▸ Task brief
Give the records below again, exactly as they appear.

(Task input begins)

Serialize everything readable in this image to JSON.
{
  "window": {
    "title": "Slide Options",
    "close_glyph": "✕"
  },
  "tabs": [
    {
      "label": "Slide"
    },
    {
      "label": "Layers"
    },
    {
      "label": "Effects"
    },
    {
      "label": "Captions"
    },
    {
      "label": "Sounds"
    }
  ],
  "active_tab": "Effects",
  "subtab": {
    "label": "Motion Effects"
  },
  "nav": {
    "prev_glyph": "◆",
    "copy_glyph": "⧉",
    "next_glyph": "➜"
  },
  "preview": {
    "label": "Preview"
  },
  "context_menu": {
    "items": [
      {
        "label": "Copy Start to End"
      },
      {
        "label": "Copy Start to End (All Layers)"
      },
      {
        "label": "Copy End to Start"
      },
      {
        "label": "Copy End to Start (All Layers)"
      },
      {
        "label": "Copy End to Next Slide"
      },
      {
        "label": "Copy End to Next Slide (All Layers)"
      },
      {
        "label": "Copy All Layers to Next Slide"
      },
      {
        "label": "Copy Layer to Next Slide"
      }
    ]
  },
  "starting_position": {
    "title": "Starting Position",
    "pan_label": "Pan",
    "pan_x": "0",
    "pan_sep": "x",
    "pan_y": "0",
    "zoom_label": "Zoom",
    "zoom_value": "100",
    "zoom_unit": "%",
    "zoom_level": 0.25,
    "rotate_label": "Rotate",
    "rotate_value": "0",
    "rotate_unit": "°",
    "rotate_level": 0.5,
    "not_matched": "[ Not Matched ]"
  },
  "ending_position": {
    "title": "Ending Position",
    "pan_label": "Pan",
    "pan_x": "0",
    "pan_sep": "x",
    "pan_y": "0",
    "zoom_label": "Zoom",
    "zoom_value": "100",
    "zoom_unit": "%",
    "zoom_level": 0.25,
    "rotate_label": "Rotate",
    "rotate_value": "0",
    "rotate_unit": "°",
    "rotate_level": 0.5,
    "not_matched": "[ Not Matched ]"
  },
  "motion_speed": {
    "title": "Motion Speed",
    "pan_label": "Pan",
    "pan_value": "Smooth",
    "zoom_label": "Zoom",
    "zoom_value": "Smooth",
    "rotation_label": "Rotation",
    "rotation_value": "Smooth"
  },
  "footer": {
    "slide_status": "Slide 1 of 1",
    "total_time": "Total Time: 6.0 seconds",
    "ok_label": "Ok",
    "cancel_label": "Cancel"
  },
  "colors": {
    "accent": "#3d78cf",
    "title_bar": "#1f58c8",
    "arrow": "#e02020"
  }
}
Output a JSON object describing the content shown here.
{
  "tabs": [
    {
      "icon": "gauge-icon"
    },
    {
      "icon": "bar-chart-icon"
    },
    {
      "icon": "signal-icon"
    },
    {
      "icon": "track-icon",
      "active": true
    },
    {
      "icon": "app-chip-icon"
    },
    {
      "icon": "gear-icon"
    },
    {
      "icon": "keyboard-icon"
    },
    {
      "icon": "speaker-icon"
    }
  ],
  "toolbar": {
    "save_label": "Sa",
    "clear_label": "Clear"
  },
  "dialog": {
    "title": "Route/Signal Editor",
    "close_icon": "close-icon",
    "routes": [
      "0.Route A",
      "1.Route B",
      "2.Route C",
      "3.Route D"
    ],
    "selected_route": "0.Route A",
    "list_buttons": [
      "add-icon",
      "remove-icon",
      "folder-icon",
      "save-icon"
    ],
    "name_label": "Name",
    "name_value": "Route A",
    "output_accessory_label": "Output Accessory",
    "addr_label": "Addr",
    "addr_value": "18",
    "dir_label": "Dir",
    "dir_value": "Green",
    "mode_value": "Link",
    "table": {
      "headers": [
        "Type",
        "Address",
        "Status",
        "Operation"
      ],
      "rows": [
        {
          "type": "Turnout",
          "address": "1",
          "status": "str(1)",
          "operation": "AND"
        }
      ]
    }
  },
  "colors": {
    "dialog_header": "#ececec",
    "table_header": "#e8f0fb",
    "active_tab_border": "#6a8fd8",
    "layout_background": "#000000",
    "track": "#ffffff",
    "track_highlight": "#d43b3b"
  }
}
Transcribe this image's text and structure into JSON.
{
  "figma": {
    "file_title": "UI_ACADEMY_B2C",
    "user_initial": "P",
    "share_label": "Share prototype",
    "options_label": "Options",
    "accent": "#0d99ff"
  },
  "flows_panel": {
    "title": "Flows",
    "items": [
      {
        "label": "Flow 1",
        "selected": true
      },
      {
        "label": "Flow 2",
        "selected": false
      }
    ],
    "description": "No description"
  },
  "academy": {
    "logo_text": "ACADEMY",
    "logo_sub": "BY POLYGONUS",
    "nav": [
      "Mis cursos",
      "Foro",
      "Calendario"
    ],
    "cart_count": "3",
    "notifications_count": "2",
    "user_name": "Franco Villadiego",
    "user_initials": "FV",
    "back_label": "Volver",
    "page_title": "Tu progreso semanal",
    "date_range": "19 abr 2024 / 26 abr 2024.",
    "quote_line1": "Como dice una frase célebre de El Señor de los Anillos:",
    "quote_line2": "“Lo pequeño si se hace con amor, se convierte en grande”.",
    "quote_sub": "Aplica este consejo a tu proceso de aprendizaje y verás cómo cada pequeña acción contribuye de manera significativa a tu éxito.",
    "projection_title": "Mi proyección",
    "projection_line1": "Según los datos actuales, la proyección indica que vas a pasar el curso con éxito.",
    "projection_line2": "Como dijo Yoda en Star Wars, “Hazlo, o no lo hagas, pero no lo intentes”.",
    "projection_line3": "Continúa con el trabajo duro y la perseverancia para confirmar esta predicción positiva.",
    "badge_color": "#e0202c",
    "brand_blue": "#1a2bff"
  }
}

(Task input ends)

▸ Response to the exercise
Serialize everything readable in this image to JSON.
{
  "window": {
    "title": "Slide Options",
    "close_glyph": "✕"
  },
  "tabs": [
    {
      "label": "Slide"
    },
    {
      "label": "Layers"
    },
    {
      "label": "Effects"
    },
    {
      "label": "Captions"
    },
    {
      "label": "Sounds"
    }
  ],
  "active_tab": "Effects",
  "subtab": {
    "label": "Motion Effects"
  },
  "nav": {
    "prev_glyph": "◆",
    "copy_glyph": "⧉",
    "next_glyph": "➜"
  },
  "preview": {
    "label": "Preview"
  },
  "context_menu": {
    "items": [
      {
        "label": "Copy Start to End"
      },
      {
        "label": "Copy Start to End (All Layers)"
      },
      {
        "label": "Copy End to Start"
      },
      {
        "label": "Copy End to Start (All Layers)"
      },
      {
        "label": "Copy End to Next Slide"
      },
      {
        "label": "Copy End to Next Slide (All Layers)"
      },
      {
        "label": "Copy All Layers to Next Slide"
      },
      {
        "label": "Copy Layer to Next Slide"
      }
    ]
  },
  "starting_position": {
    "title": "Starting Position",
    "pan_label": "Pan",
    "pan_x": "0",
    "pan_sep": "x",
    "pan_y": "0",
    "zoom_label": "Zoom",
    "zoom_value": "100",
    "zoom_unit": "%",
    "zoom_level": 0.25,
    "rotate_label": "Rotate",
    "rotate_value": "0",
    "rotate_unit": "°",
    "rotate_level": 0.5,
    "not_matched": "[ Not Matched ]"
  },
  "ending_position": {
    "title": "Ending Position",
    "pan_label": "Pan",
    "pan_x": "0",
    "pan_sep": "x",
    "pan_y": "0",
    "zoom_label": "Zoom",
    "zoom_value": "100",
    "zoom_unit": "%",
    "zoom_level": 0.25,
    "rotate_label": "Rotate",
    "rotate_value": "0",
    "rotate_unit": "°",
    "rotate_level": 0.5,
    "not_matched": "[ Not Matched ]"
  },
  "motion_speed": {
    "title": "Motion Speed",
    "pan_label": "Pan",
    "pan_value": "Smooth",
    "zoom_label": "Zoom",
    "zoom_value": "Smooth",
    "rotation_label": "Rotation",
    "rotation_value": "Smooth"
  },
  "footer": {
    "slide_status": "Slide 1 of 1",
    "total_time": "Total Time: 6.0 seconds",
    "ok_label": "Ok",
    "cancel_label": "Cancel"
  },
  "colors": {
    "accent": "#3d78cf",
    "title_bar": "#1f58c8",
    "arrow": "#e02020"
  }
}
Output a JSON object describing the content shown here.
{
  "tabs": [
    {
      "icon": "gauge-icon"
    },
    {
      "icon": "bar-chart-icon"
    },
    {
      "icon": "signal-icon"
    },
    {
      "icon": "track-icon",
      "active": true
    },
    {
      "icon": "app-chip-icon"
    },
    {
      "icon": "gear-icon"
    },
    {
      "icon": "keyboard-icon"
    },
    {
      "icon": "speaker-icon"
    }
  ],
  "toolbar": {
    "save_label": "Sa",
    "clear_label": "Clear"
  },
  "dialog": {
    "title": "Route/Signal Editor",
    "close_icon": "close-icon",
    "routes": [
      "0.Route A",
      "1.Route B",
      "2.Route C",
      "3.Route D"
    ],
    "selected_route": "0.Route A",
    "list_buttons": [
      "add-icon",
      "remove-icon",
      "folder-icon",
      "save-icon"
    ],
    "name_label": "Name",
    "name_value": "Route A",
    "output_accessory_label": "Output Accessory",
    "addr_label": "Addr",
    "addr_value": "18",
    "dir_label": "Dir",
    "dir_value": "Green",
    "mode_value": "Link",
    "table": {
      "headers": [
        "Type",
        "Address",
        "Status",
        "Operation"
      ],
      "rows": [
        {
          "type": "Turnout",
          "address": "1",
          "status": "str(1)",
          "operation": "AND"
        }
      ]
    }
  },
  "colors": {
    "dialog_header": "#ececec",
    "table_header": "#e8f0fb",
    "active_tab_border": "#6a8fd8",
    "layout_background": "#000000",
    "track": "#ffffff",
    "track_highlight": "#d43b3b"
  }
}
Transcribe this image's text and structure into JSON.
{
  "figma": {
    "file_title": "UI_ACADEMY_B2C",
    "user_initial": "P",
    "share_label": "Share prototype",
    "options_label": "Options",
    "accent": "#0d99ff"
  },
  "flows_panel": {
    "title": "Flows",
    "items": [
      {
        "label": "Flow 1",
        "selected": true
      },
      {
        "label": "Flow 2",
        "selected": false
      }
    ],
    "description": "No description"
  },
  "academy": {
    "logo_text": "ACADEMY",
    "logo_sub": "BY POLYGONUS",
    "nav": [
      "Mis cursos",
      "Foro",
      "Calendario"
    ],
    "cart_count": "3",
    "notifications_count": "2",
    "user_name": "Franco Villadiego",
    "user_initials": "FV",
    "back_label": "Volver",
    "page_title": "Tu progreso semanal",
    "date_range": "19 abr 2024 / 26 abr 2024.",
    "quote_line1": "Como dice una frase célebre de El Señor de los Anillos:",
    "quote_line2": "“Lo pequeño si se hace con amor, se convierte en grande”.",
    "quote_sub": "Aplica este consejo a tu proceso de aprendizaje y verás cómo cada pequeña acción contribuye de manera significativa a tu éxito.",
    "projection_title": "Mi proyección",
    "projection_line1": "Según los datos actuales, la proyección indica que vas a pasar el curso con éxito.",
    "projection_line2": "Como dijo Yoda en Star Wars, “Hazlo, o no lo hagas, pero no lo intentes”.",
    "projection_line3": "Continúa con el trabajo duro y la perseverancia para confirmar esta predicción positiva.",
    "badge_color": "#e0202c",
    "brand_blue": "#1a2bff"
  }
}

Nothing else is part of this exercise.